“It benefits GOSR,” Scrio said, “because they’ll get access to the waterfront, and it will benefit the district because in order to do the Greenway, they’ll add a bulkhead.”
In August, school officials presented the projects they deemed necessary to residents at a meeting, but did not move forward because they were waiting on a timeline from Living with the Bay. Scrio said that officials hoped that GOSR representatives would meet with them and residents to provide a clear timeline for the project, but have not heard back. The LWTB plans have been under discussion since 2016.
Emily Thompson, the acting general counsel and chief external affairs officer for GOSR, said the next meetings were scheduled for May.
"GOSR is committed to a collaborative and structured design and review process with the community and school administrators and looks forward to its next engagement in early May," she said. "The resiliency improvements at East Rockaway High School will protect the school and residents from flooding, defend the shoreline from erosion and foster community engagement along the river. GOSR looks forward to presenting the specific improvements to the community in the coming months.”
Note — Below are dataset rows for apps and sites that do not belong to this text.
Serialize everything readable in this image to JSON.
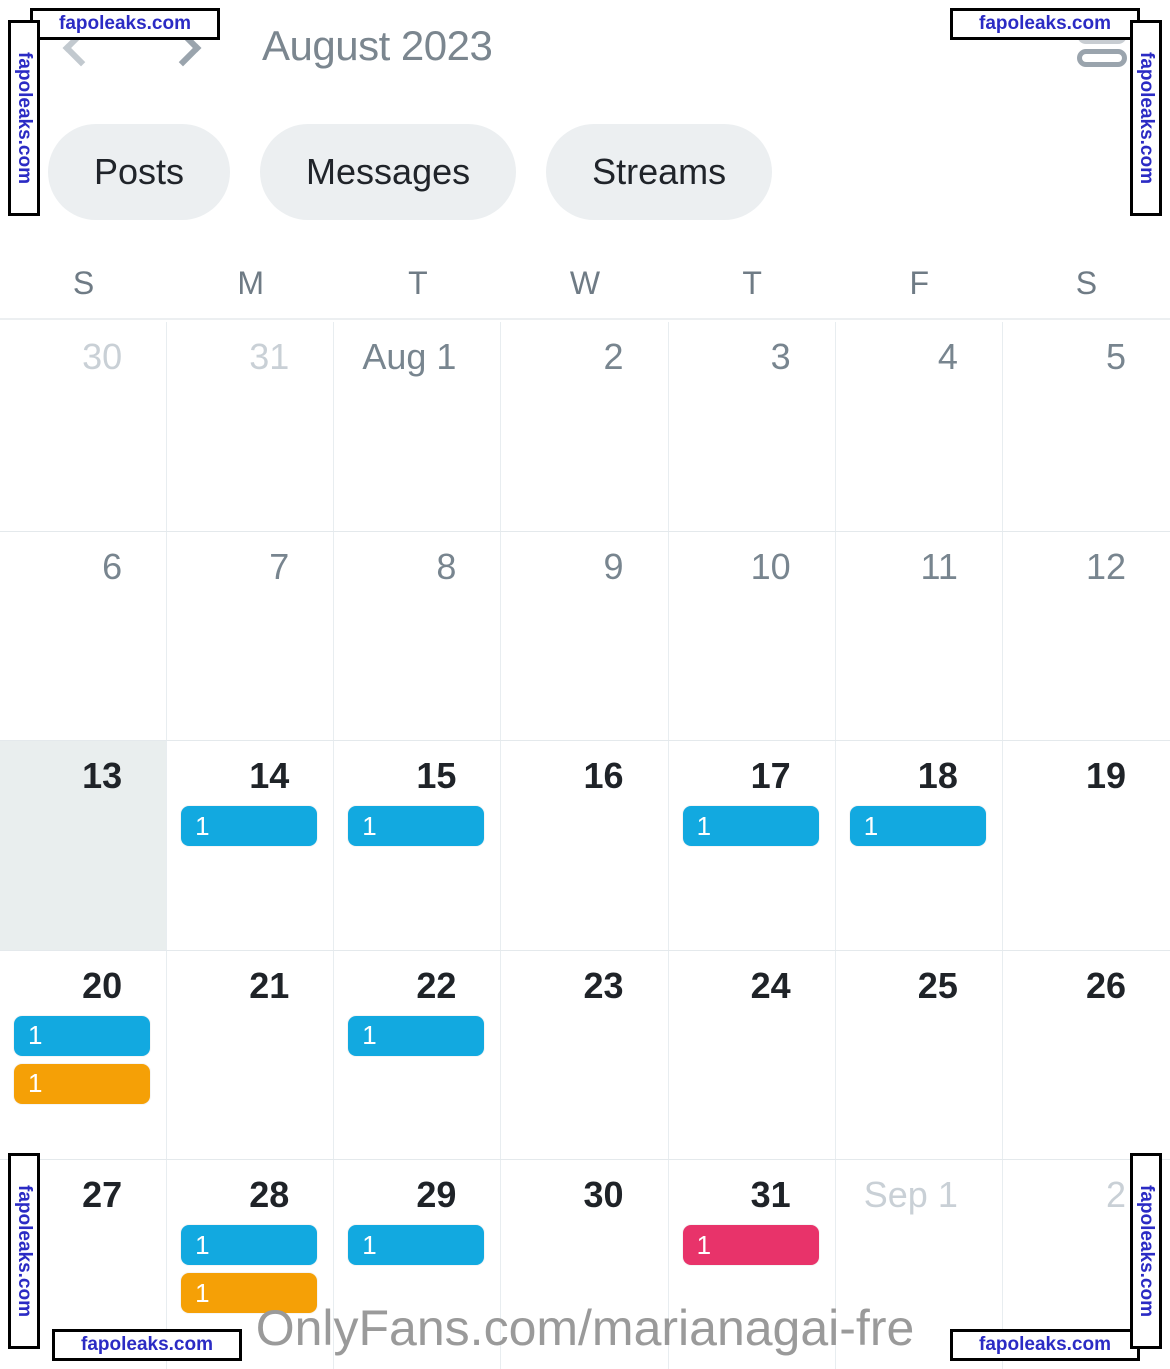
{
  "header": {
    "title": "August 2023",
    "prev_icon": "chevron-left-icon",
    "next_icon": "chevron-right-icon",
    "list_toggle_icon": "list-view-icon"
  },
  "tabs": [
    {
      "label": "Posts"
    },
    {
      "label": "Messages"
    },
    {
      "label": "Streams"
    }
  ],
  "weekdays": [
    "S",
    "M",
    "T",
    "W",
    "T",
    "F",
    "S"
  ],
  "colors": {
    "blue": "#12a9e0",
    "orange": "#f5a006",
    "pink": "#e8336a",
    "tab_bg": "#eceff1",
    "title": "#7b868f",
    "today_bg": "#e9eeee"
  },
  "weeks": [
    {
      "days": [
        {
          "label": "30",
          "state": "muted",
          "events": []
        },
        {
          "label": "31",
          "state": "muted",
          "events": []
        },
        {
          "label": "Aug 1",
          "state": "past",
          "events": []
        },
        {
          "label": "2",
          "state": "past",
          "events": []
        },
        {
          "label": "3",
          "state": "past",
          "events": []
        },
        {
          "label": "4",
          "state": "past",
          "events": []
        },
        {
          "label": "5",
          "state": "past",
          "events": []
        }
      ]
    },
    {
      "days": [
        {
          "label": "6",
          "state": "past",
          "events": []
        },
        {
          "label": "7",
          "state": "past",
          "events": []
        },
        {
          "label": "8",
          "state": "past",
          "events": []
        },
        {
          "label": "9",
          "state": "past",
          "events": []
        },
        {
          "label": "10",
          "state": "past",
          "events": []
        },
        {
          "label": "11",
          "state": "past",
          "events": []
        },
        {
          "label": "12",
          "state": "past",
          "events": []
        }
      ]
    },
    {
      "days": [
        {
          "label": "13",
          "state": "today",
          "events": []
        },
        {
          "label": "14",
          "state": "current",
          "events": [
            {
              "count": "1",
              "color": "blue"
            }
          ]
        },
        {
          "label": "15",
          "state": "current",
          "events": [
            {
              "count": "1",
              "color": "blue"
            }
          ]
        },
        {
          "label": "16",
          "state": "current",
          "events": []
        },
        {
          "label": "17",
          "state": "current",
          "events": [
            {
              "count": "1",
              "color": "blue"
            }
          ]
        },
        {
          "label": "18",
          "state": "current",
          "events": [
            {
              "count": "1",
              "color": "blue"
            }
          ]
        },
        {
          "label": "19",
          "state": "current",
          "events": []
        }
      ]
    },
    {
      "days": [
        {
          "label": "20",
          "state": "current",
          "events": [
            {
              "count": "1",
              "color": "blue"
            },
            {
              "count": "1",
              "color": "orange"
            }
          ]
        },
        {
          "label": "21",
          "state": "current",
          "events": []
        },
        {
          "label": "22",
          "state": "current",
          "events": [
            {
              "count": "1",
              "color": "blue"
            }
          ]
        },
        {
          "label": "23",
          "state": "current",
          "events": []
        },
        {
          "label": "24",
          "state": "current",
          "events": []
        },
        {
          "label": "25",
          "state": "current",
          "events": []
        },
        {
          "label": "26",
          "state": "current",
          "events": []
        }
      ]
    },
    {
      "days": [
        {
          "label": "27",
          "state": "current",
          "events": []
        },
        {
          "label": "28",
          "state": "current",
          "events": [
            {
              "count": "1",
              "color": "blue"
            },
            {
              "count": "1",
              "color": "orange"
            }
          ]
        },
        {
          "label": "29",
          "state": "current",
          "events": [
            {
              "count": "1",
              "color": "blue"
            }
          ]
        },
        {
          "label": "30",
          "state": "current",
          "events": []
        },
        {
          "label": "31",
          "state": "current",
          "events": [
            {
              "count": "1",
              "color": "pink"
            }
          ]
        },
        {
          "label": "Sep 1",
          "state": "muted",
          "events": []
        },
        {
          "label": "2",
          "state": "muted",
          "events": []
        }
      ]
    }
  ],
  "watermarks": {
    "brand": "OnlyFans.com/marianagai-fre",
    "site": "fapoleaks.com"
  }
}
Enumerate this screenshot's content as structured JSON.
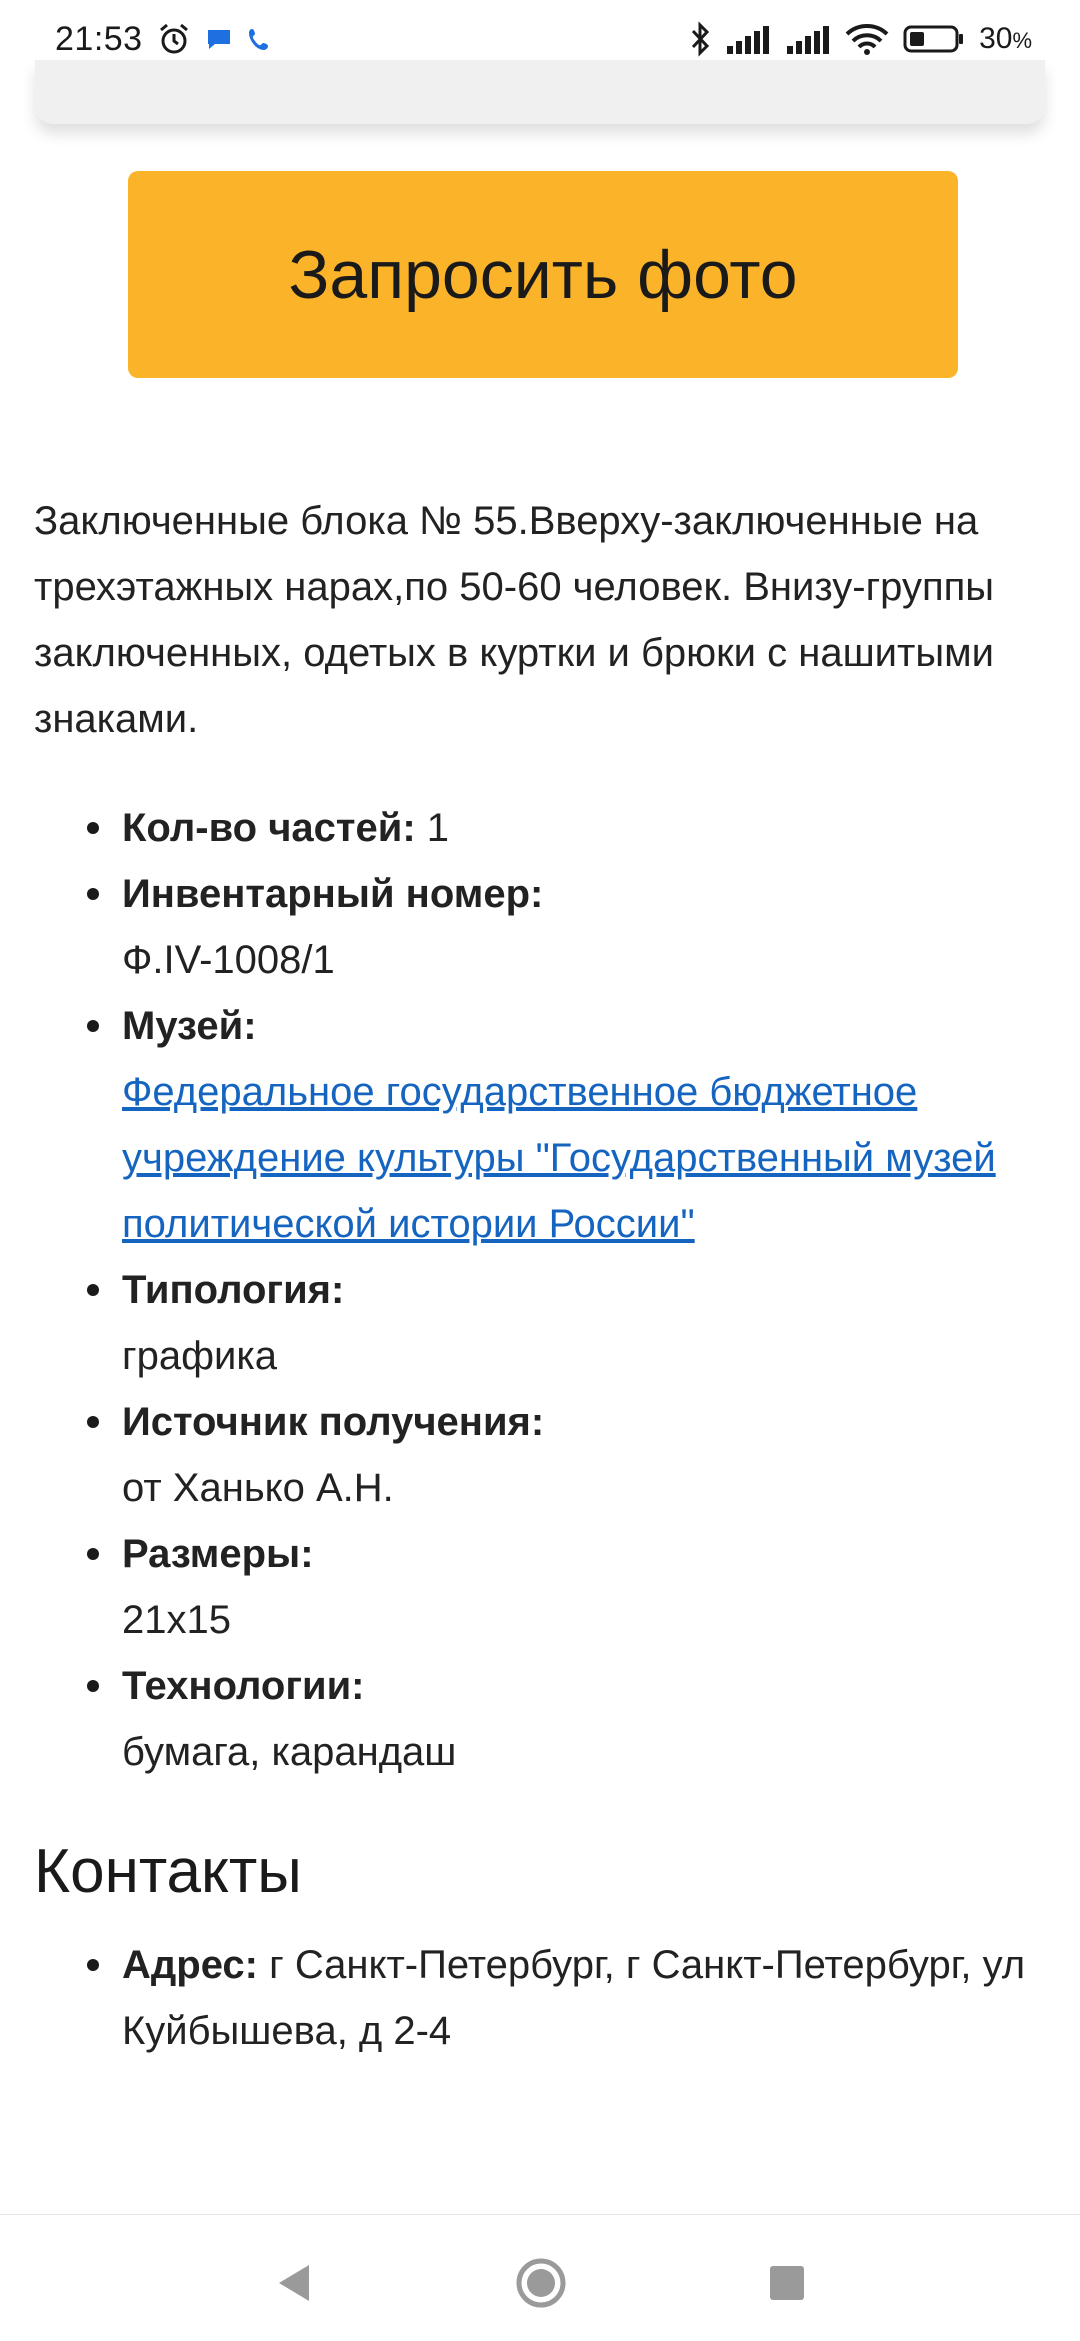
{
  "status_bar": {
    "time": "21:53",
    "battery_percent": "30",
    "battery_unit": "%",
    "icons": [
      "alarm-icon",
      "message-icon",
      "phone-icon",
      "bluetooth-icon",
      "signal-icon",
      "signal-icon",
      "wifi-icon",
      "battery-icon"
    ]
  },
  "request_photo_button": {
    "label": "Запросить фото",
    "color": "#fbb429"
  },
  "description": "Заключенные блока № 55.Вверху-заключенные на трехэтажных нарах,по 50-60 человек. Внизу-группы заключенных, одетых в куртки и брюки с нашитыми знаками.",
  "properties": [
    {
      "label": "Кол-во частей:",
      "value": "1"
    },
    {
      "label": "Инвентарный номер:",
      "value": "Ф.IV-1008/1"
    },
    {
      "label": "Музей:",
      "value": "Федеральное государственное бюджетное учреждение культуры \"Государственный музей политической истории России\"",
      "link": true
    },
    {
      "label": "Типология:",
      "value": "графика"
    },
    {
      "label": "Источник получения:",
      "value": "от Ханько А.Н."
    },
    {
      "label": "Размеры:",
      "value": "21x15"
    },
    {
      "label": "Технологии:",
      "value": "бумага, карандаш"
    }
  ],
  "contacts": {
    "title": "Контакты",
    "address_label": "Адрес:",
    "address_value": "г Санкт-Петербург, г Санкт-Петербург, ул Куйбышева, д 2-4"
  },
  "nav_bar": {
    "icons": [
      "back-icon",
      "home-icon",
      "recents-icon"
    ]
  },
  "colors": {
    "accent": "#fbb429",
    "link": "#1565c0"
  }
}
Officials also said they hoped to install a stronger drainage system beneath the fields and to raise them to avoid further flood damage. Inside the schools, pipes dating back to the 1930s are eroding and need to be replaced, as do many of the floors.
Another large project would be the addition of a hall that would connect the high school’s technology building to the main building. To merge the now separate areas, workers would have to demolish a garage and build a driveway between the technology building and the athletic fields. They would also install a 15-foot-tall chain-link fence to separate the fields from the driveway leading to the back parking lot.
In January, the Board of Education hosted a facilities forum, at which trustees updated residents on the status of the Greenway Project and discussed the possibility of bonding for other needs. Scrio said she hoped that GOSR would have the bulkhead in place by the summer of 2020, and that the fields would be worked on that fall.
She said that future school tours would likely be announced. “Showing people this, seeing it, visualizing it, really makes the difference,” she said.
Ruiz encouraged residents to take the tour. “I urge everyone to complete the facilities survey posted on our website and sign up to attend our upcoming facilities tour,” she said.
Visit eastrockawayschools.org to complete the survey.
Melissa Koenig contributed to this story.